> [YOUR ASSIGNMENT] Return the data below unchanged, without images.
##############################
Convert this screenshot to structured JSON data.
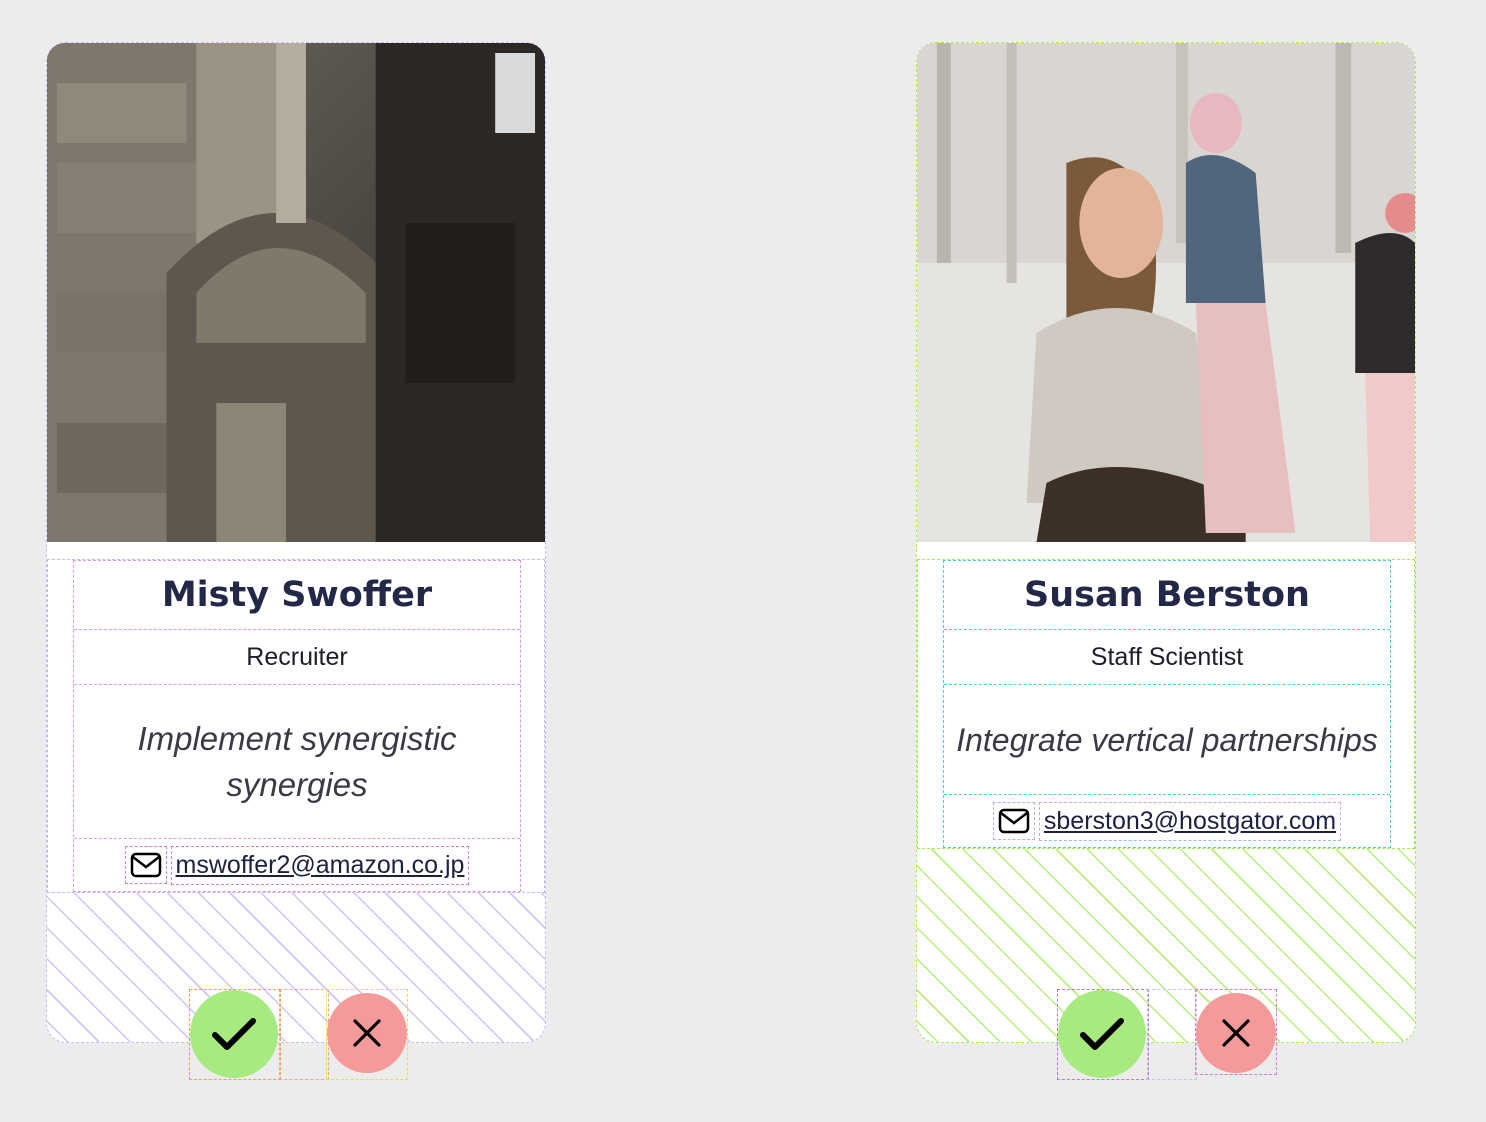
{
  "cards": [
    {
      "name": "Misty Swoffer",
      "role": "Recruiter",
      "tagline": "Implement synergistic synergies",
      "email": "mswoffer2@amazon.co.jp",
      "photo": "ornate-stone-building",
      "accent_color": "#c6b8f5",
      "accept_icon": "check-icon",
      "reject_icon": "close-icon"
    },
    {
      "name": "Susan Berston",
      "role": "Staff Scientist",
      "tagline": "Integrate vertical partnerships",
      "email": "sberston3@hostgator.com",
      "photo": "woman-and-children-in-snow",
      "accent_color": "#a6ea5a",
      "accept_icon": "check-icon",
      "reject_icon": "close-icon"
    }
  ],
  "colors": {
    "background": "#ececec",
    "accept_button": "#a6ea80",
    "reject_button": "#f59a9a",
    "name_text": "#232748"
  }
}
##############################
> [RESULT OF THIS EXERCISE]
Convert this screenshot to structured JSON data.
{
  "cards": [
    {
      "name": "Misty Swoffer",
      "role": "Recruiter",
      "tagline": "Implement synergistic synergies",
      "email": "mswoffer2@amazon.co.jp",
      "photo": "ornate-stone-building",
      "accent_color": "#c6b8f5",
      "accept_icon": "check-icon",
      "reject_icon": "close-icon"
    },
    {
      "name": "Susan Berston",
      "role": "Staff Scientist",
      "tagline": "Integrate vertical partnerships",
      "email": "sberston3@hostgator.com",
      "photo": "woman-and-children-in-snow",
      "accent_color": "#a6ea5a",
      "accept_icon": "check-icon",
      "reject_icon": "close-icon"
    }
  ],
  "colors": {
    "background": "#ececec",
    "accept_button": "#a6ea80",
    "reject_button": "#f59a9a",
    "name_text": "#232748"
  }
}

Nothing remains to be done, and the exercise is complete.